Lots of interest in the President’s deficit plan tomorrow. Media reports suggest that benefit cuts to entitlements in the form of the chained CPI (A number of folks have asked for a post on this which I’ll have up soon) or increase in the Medicare eligibility age are NOT in the plan.
I view this announcement as the President’s effort to add specificity to the framework he presented in April that called for $4 trillion in deficit reduction over 12 years. I figure that 12 becomes 10 years, they count something like $1 trillion of savings—all from spending cuts–from the Budget Control Act (that thing signed after the debt ceiling debacle) so they lean pretty hard on new revenues in tomorrow’s plan.
The White House already announced their “Buffett Tax” idea to raise revenue by adding a minimum tax rate for households with incomes above $1 million. Recall that Warren Buffett penned a recent oped for the NYT urging the Treasury to “stop coddling the rich” in the tax code. He may not be getting a lot of love at “the club,” but the argument broadly resonated and this rule would serve as a backstop to avoid situations where folks like him pay a smaller share of their income in taxes than everybody else (I like the idea…it’s like an Alternative Minimum Tax for millionaires…and it’s simple, which is very important—if your income’s over a mil, and your tax bill after all your special goodies and deductions as a share of your income is below some rate, then you have to pay the higher rate…bing, zap, zoom).

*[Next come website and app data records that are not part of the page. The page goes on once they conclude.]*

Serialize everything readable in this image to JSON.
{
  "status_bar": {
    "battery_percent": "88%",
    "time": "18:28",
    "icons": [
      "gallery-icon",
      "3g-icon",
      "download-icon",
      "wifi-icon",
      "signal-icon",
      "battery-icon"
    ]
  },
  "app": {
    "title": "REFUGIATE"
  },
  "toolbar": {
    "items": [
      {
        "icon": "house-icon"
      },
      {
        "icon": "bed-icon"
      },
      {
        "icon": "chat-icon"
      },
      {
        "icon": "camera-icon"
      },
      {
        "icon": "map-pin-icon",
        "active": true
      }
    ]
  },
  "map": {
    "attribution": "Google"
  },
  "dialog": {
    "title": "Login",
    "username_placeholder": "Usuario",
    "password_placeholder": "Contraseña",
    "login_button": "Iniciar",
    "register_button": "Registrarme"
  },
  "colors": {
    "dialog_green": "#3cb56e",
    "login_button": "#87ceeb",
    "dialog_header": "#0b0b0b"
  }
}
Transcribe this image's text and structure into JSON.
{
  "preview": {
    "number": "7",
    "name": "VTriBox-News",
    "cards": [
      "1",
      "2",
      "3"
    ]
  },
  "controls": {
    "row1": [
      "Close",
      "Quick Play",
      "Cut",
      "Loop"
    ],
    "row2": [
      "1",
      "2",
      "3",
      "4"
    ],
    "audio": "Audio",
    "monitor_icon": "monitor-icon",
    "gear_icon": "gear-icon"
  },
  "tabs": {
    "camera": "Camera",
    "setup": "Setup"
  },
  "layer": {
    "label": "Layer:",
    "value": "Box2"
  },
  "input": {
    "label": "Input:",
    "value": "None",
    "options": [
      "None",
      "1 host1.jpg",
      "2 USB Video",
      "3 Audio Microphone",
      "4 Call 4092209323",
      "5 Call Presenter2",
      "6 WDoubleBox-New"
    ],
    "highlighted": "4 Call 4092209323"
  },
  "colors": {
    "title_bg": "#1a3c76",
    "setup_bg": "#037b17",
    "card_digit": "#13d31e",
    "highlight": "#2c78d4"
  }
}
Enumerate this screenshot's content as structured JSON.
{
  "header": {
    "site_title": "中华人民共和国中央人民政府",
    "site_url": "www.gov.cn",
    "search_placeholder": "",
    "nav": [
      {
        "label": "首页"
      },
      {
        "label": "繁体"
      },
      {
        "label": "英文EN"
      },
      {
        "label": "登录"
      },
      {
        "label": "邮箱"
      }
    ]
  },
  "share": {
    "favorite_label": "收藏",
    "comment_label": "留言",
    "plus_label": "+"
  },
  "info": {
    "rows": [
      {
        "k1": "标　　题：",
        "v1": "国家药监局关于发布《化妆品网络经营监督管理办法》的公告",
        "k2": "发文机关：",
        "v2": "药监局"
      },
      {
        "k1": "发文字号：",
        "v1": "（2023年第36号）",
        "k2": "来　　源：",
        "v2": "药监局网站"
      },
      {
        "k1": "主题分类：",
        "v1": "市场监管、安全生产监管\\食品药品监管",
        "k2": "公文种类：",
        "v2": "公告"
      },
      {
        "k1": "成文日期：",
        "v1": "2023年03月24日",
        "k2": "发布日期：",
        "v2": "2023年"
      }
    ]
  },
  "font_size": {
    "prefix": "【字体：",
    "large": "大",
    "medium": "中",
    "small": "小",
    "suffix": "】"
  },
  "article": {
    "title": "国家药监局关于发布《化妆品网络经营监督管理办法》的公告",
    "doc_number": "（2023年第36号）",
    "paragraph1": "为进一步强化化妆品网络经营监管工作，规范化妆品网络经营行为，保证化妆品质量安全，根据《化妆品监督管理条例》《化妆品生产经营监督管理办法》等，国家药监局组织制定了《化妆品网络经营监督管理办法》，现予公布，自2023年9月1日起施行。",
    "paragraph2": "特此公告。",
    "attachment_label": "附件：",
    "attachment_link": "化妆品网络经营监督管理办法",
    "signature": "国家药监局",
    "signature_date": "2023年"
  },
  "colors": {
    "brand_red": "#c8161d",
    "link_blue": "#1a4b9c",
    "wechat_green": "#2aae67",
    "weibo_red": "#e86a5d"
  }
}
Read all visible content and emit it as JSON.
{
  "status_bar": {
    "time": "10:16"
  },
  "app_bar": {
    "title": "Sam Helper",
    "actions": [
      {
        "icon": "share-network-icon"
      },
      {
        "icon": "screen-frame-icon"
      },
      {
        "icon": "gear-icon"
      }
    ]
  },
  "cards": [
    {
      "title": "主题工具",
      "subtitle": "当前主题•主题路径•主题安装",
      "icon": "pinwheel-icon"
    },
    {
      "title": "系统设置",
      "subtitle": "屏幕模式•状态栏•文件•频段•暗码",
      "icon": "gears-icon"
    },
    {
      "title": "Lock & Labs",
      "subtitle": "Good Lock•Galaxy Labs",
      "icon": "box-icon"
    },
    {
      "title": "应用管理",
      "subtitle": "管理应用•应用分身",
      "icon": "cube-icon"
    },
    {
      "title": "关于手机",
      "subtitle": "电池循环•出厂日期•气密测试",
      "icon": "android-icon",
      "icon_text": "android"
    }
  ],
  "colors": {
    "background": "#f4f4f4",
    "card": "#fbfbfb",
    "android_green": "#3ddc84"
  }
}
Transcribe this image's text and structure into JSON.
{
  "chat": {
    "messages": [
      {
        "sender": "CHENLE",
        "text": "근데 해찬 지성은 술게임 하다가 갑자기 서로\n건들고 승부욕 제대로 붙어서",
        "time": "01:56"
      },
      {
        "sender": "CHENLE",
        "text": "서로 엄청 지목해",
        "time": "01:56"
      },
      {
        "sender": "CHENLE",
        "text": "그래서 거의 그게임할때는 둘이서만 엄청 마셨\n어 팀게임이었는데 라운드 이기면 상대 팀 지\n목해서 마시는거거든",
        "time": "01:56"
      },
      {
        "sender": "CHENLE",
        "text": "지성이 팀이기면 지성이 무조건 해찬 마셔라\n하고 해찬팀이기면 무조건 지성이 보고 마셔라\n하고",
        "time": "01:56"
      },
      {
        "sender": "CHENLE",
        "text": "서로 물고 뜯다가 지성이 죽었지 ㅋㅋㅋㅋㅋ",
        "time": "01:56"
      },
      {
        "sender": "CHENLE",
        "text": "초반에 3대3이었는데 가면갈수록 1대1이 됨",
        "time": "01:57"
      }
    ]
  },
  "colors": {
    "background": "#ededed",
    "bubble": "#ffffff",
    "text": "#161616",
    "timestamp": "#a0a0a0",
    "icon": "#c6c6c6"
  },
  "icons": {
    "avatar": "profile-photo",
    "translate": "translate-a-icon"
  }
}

R’s are predictably jumping all over this and any other idea that involves revenue, which makes one wonder how much tomorrow’s announcement by the really matters. The question is: does it change the probabilities for the super-committee (SC)—does it increase the odds that they avoid gridlock and report out a plan?
Unlikely…so ask yourself this: would you rather have a lousy SC deal or take the automatic cuts (“sequestration”)? By “lousy” I mean anything without substantial revenues, something on the order of dollar for dollar (new cuts for new revs), and remember two things. First, we already gave about a trillion in spending cuts in round one (with no revs), and second, the automatic cuts are 50% on defense and exempt entitlements for the most part (there’s a 2% provider cut on Mcare). Seems like a slam dunk from where I sit.
So, I like where the President seems to be going with this…he’s clearly starting out on his side of the field and taking advantage of a pretty tough trigger that his team negotiated in the budget deal. And anyway, the main thing is that he stays on the jobs theme and doesn’t get swept back into deficit land.
Finally, I was there back in the day and some of the stuff being reported from the Ron Suskind book just doesn’t ring true. And the fact that some of the folks quoted are saying they were misquoted suggests that something’s wrong here. I can tell you that sure, the economics team argued a lot, but over substance, which is what happens when you put a bunch of such folks in a room together in the heart of the Great Recession. At the end of the day, we either hashed out a unified recommendation for the chief, or we’d agree to disagree and present him with numerous options.